→ MATERIAL PROVIDED
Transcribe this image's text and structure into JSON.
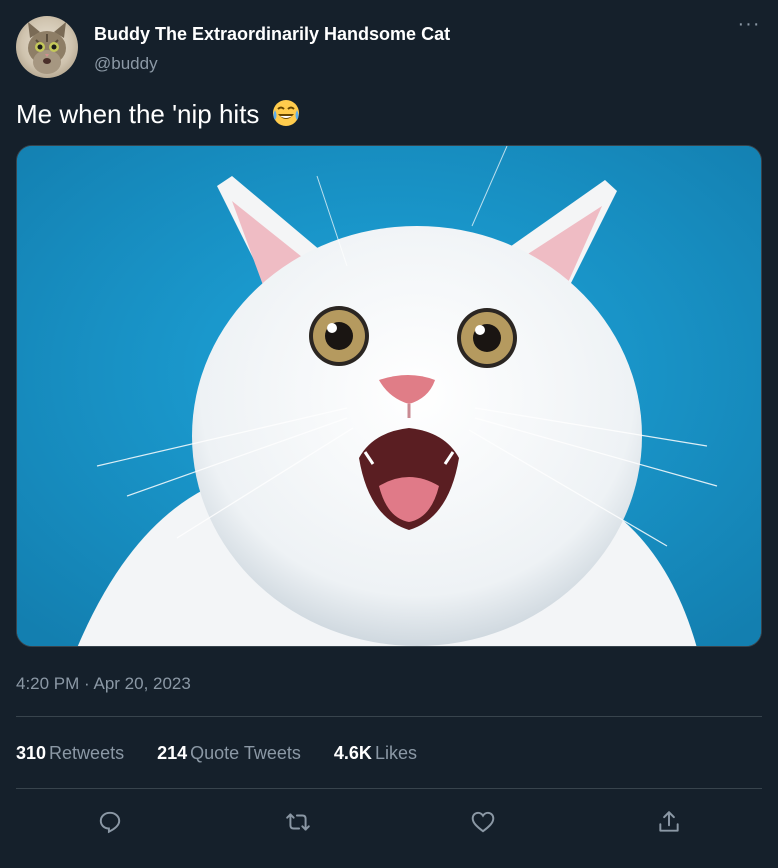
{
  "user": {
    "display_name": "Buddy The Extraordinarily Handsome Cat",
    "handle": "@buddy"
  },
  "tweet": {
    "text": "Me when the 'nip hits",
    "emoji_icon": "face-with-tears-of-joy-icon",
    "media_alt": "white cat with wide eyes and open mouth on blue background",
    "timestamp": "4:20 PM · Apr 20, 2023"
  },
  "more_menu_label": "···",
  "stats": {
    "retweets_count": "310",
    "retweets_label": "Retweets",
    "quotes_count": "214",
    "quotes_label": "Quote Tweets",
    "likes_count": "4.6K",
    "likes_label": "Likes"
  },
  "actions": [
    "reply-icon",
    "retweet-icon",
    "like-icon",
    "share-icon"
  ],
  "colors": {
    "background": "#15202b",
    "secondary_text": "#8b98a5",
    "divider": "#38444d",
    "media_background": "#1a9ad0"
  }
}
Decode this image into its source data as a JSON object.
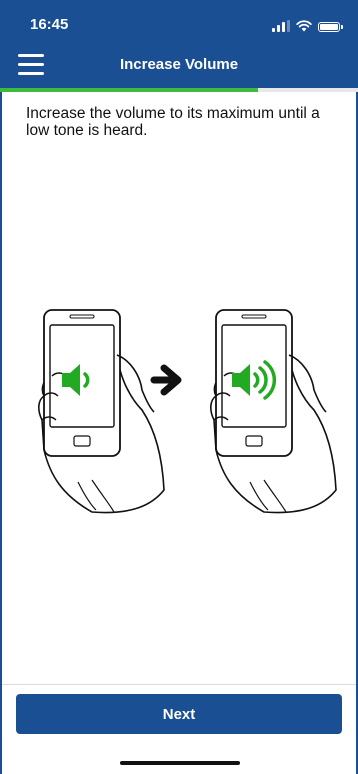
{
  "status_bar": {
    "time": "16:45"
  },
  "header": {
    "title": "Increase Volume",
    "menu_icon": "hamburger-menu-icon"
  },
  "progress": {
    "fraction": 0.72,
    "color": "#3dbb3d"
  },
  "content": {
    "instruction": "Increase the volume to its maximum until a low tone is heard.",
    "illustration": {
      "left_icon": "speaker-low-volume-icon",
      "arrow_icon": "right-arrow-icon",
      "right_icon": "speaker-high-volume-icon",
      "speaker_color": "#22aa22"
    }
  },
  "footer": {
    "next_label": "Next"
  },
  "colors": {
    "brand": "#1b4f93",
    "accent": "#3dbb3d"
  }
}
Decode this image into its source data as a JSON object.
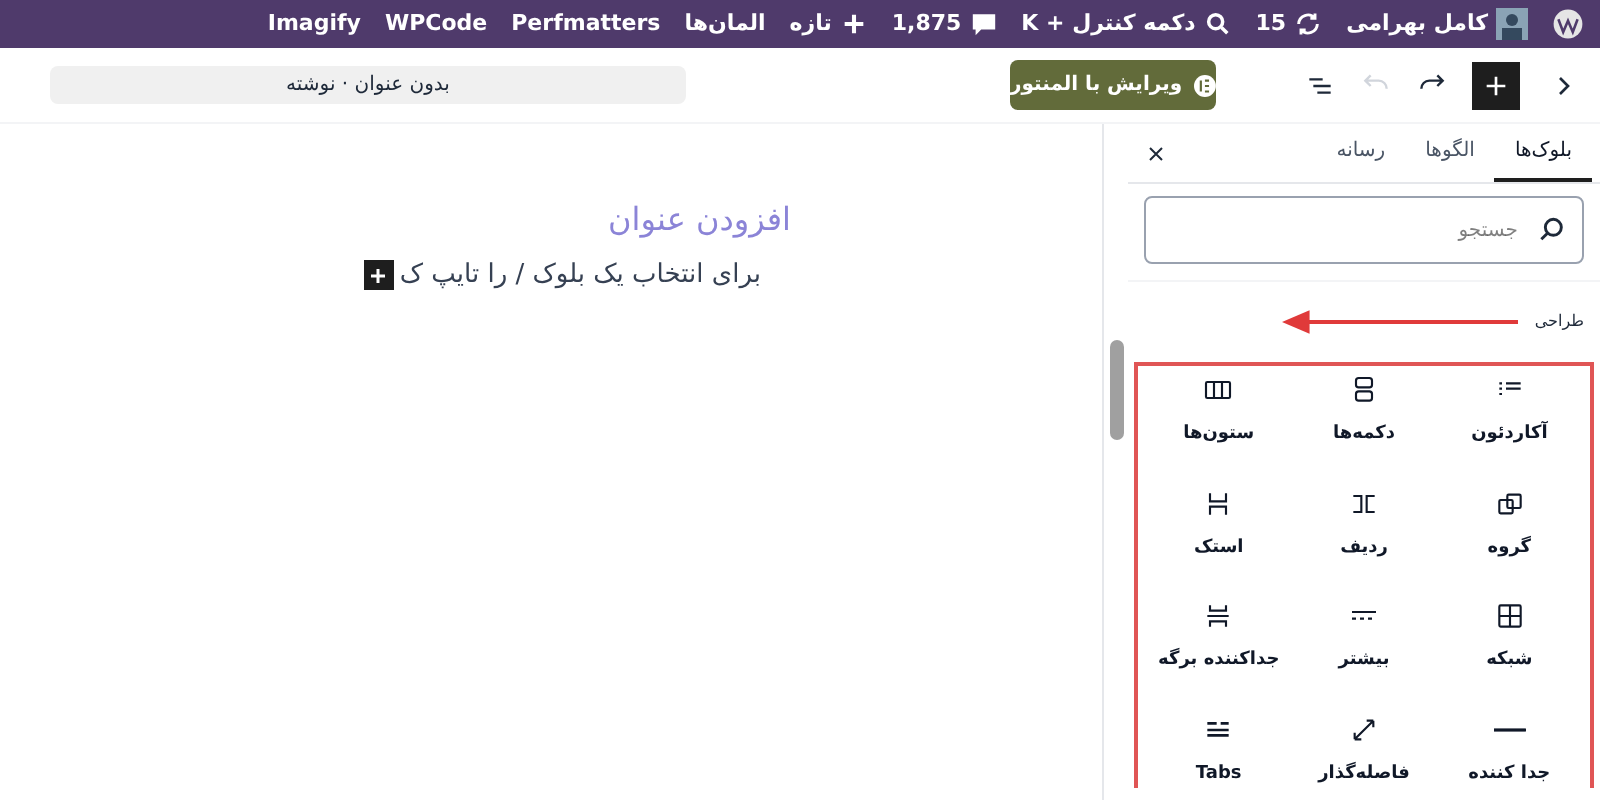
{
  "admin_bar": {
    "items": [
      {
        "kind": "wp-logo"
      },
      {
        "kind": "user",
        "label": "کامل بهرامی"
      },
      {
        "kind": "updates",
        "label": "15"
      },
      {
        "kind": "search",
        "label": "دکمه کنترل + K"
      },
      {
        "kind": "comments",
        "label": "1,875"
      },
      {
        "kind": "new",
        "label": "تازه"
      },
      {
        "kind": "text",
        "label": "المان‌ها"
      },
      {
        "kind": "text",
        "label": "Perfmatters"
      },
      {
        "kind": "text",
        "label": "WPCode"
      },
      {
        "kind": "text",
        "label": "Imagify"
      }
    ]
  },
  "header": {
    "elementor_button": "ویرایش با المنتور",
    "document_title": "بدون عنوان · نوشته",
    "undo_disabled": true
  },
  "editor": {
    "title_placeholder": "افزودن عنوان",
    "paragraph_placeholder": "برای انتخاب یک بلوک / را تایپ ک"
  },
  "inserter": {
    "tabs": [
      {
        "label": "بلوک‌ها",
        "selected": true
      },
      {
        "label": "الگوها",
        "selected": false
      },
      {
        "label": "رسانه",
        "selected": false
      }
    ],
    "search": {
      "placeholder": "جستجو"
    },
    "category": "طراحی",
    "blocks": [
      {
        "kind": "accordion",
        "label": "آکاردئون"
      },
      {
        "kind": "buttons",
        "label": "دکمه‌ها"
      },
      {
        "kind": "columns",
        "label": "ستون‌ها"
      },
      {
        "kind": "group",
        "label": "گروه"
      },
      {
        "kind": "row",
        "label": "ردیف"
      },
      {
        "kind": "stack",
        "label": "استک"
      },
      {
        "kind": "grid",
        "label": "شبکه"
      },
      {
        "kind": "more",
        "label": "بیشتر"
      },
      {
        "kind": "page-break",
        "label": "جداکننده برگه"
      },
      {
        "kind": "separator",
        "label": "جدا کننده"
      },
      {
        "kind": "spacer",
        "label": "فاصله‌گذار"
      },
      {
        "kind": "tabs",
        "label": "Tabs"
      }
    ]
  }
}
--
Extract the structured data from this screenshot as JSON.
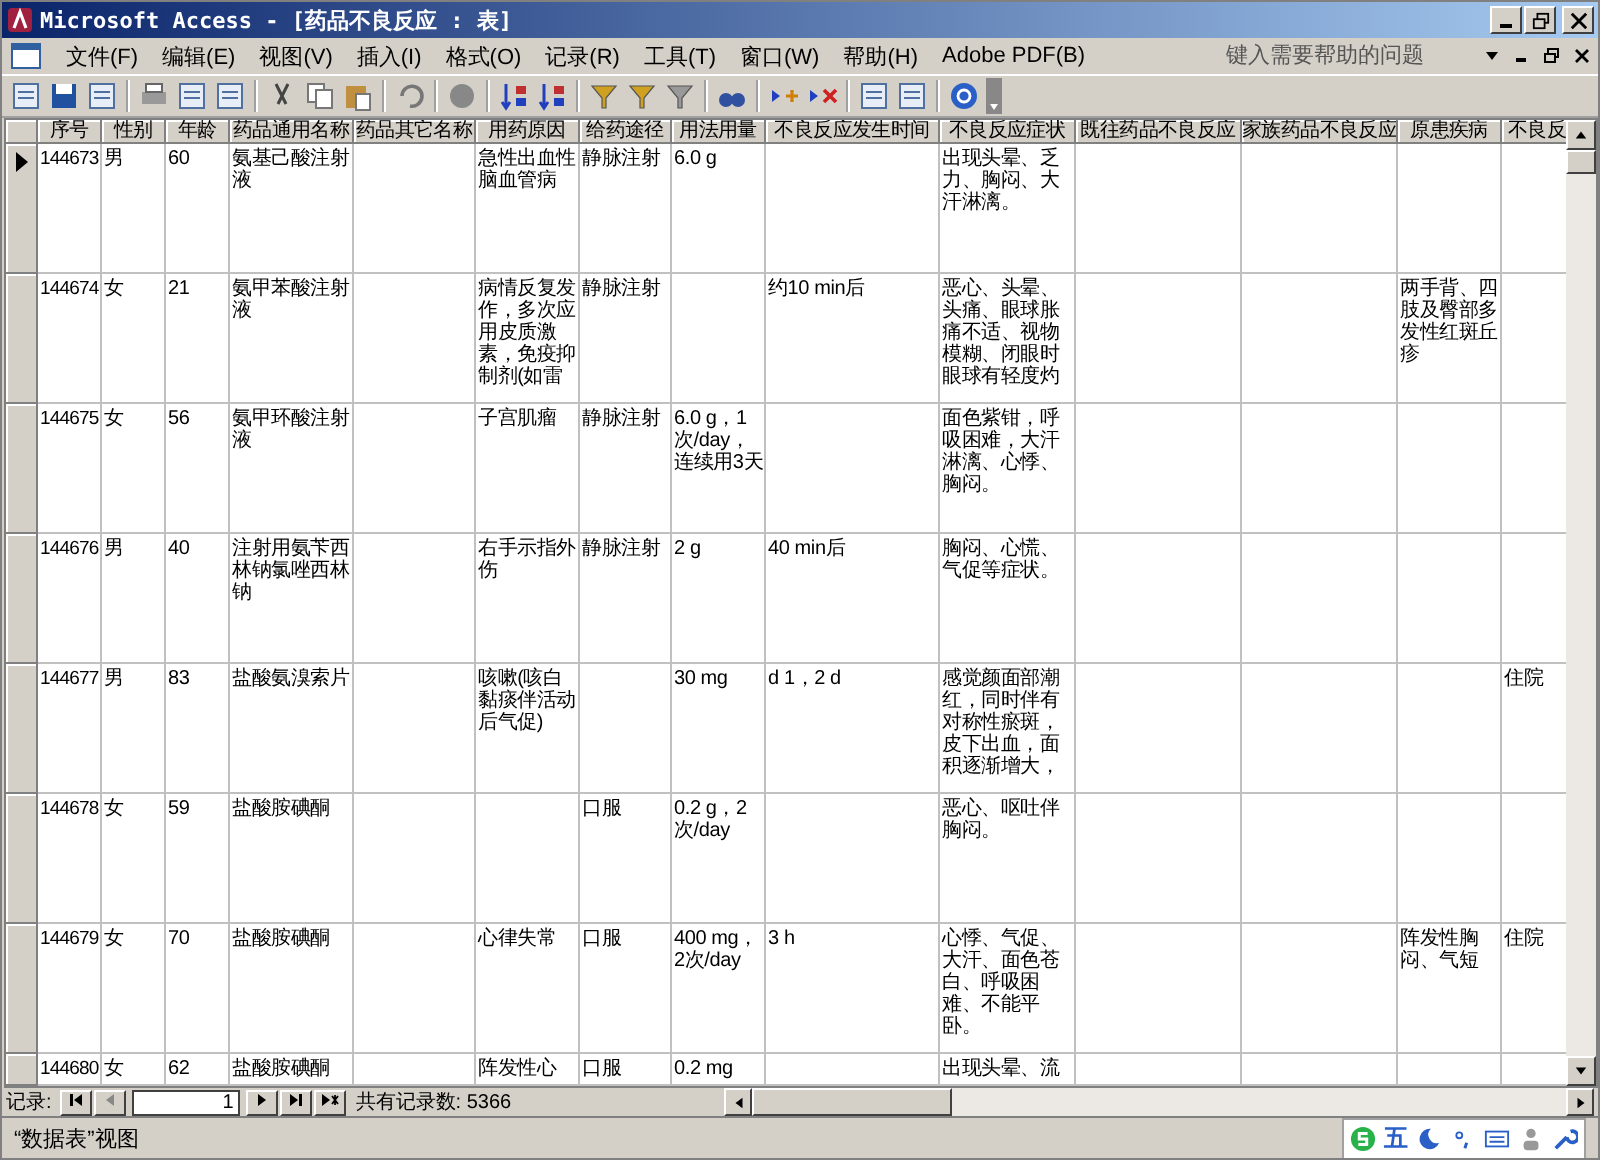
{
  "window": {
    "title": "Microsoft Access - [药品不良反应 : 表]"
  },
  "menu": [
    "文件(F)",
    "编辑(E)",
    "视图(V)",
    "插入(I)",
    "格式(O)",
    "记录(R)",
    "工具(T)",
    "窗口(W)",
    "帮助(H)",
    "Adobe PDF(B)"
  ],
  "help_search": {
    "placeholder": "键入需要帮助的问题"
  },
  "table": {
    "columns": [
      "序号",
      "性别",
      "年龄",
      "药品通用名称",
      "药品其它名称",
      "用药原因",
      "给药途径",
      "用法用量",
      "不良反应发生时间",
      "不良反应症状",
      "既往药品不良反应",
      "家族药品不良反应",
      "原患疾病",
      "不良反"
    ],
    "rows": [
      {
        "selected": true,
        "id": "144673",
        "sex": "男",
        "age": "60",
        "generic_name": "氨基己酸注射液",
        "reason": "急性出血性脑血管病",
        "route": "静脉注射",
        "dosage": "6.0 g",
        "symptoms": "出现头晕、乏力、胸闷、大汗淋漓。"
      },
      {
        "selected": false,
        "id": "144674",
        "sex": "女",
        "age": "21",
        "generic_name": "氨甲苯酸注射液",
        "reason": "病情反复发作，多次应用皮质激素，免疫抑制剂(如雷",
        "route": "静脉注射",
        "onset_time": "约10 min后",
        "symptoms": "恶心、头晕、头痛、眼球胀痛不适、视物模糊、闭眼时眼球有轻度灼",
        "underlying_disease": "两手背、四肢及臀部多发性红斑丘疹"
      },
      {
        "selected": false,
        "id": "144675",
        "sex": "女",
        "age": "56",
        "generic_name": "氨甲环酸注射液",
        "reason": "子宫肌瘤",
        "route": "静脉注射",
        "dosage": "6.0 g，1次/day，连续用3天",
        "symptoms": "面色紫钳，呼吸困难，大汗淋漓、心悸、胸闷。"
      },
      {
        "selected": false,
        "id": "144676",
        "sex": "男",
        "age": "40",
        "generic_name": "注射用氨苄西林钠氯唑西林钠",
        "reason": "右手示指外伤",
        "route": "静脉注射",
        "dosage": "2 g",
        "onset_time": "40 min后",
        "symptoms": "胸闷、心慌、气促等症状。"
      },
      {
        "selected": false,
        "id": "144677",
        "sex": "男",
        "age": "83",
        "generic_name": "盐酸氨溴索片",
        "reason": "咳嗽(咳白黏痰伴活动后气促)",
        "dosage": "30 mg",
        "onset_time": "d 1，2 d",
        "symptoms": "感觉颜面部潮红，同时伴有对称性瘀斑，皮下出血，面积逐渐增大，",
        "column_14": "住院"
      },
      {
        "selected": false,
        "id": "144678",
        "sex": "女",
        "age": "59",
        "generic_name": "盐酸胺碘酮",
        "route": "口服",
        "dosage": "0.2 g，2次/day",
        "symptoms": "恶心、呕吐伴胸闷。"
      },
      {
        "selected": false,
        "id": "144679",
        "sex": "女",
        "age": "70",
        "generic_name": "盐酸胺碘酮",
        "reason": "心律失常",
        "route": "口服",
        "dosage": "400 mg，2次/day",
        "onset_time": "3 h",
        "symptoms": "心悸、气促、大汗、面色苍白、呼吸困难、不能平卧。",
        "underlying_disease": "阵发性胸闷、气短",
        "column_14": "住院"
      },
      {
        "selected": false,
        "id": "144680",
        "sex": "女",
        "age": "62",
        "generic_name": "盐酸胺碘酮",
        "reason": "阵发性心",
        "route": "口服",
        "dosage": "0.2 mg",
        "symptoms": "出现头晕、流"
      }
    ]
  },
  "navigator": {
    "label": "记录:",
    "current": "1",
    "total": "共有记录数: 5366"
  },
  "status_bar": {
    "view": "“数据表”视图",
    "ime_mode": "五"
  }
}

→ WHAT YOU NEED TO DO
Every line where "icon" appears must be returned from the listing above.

→ WRITTEN REPLY
    "emoji_icon": "face-with-tears-of-joy-icon",
    "reply-icon",
    "retweet-icon",
    "like-icon",
    "share-icon"
    "menu_icon": "hamburger-menu-icon"
      "left_icon": "speaker-low-volume-icon",
      "arrow_icon": "right-arrow-icon",
      "right_icon": "speaker-high-volume-icon",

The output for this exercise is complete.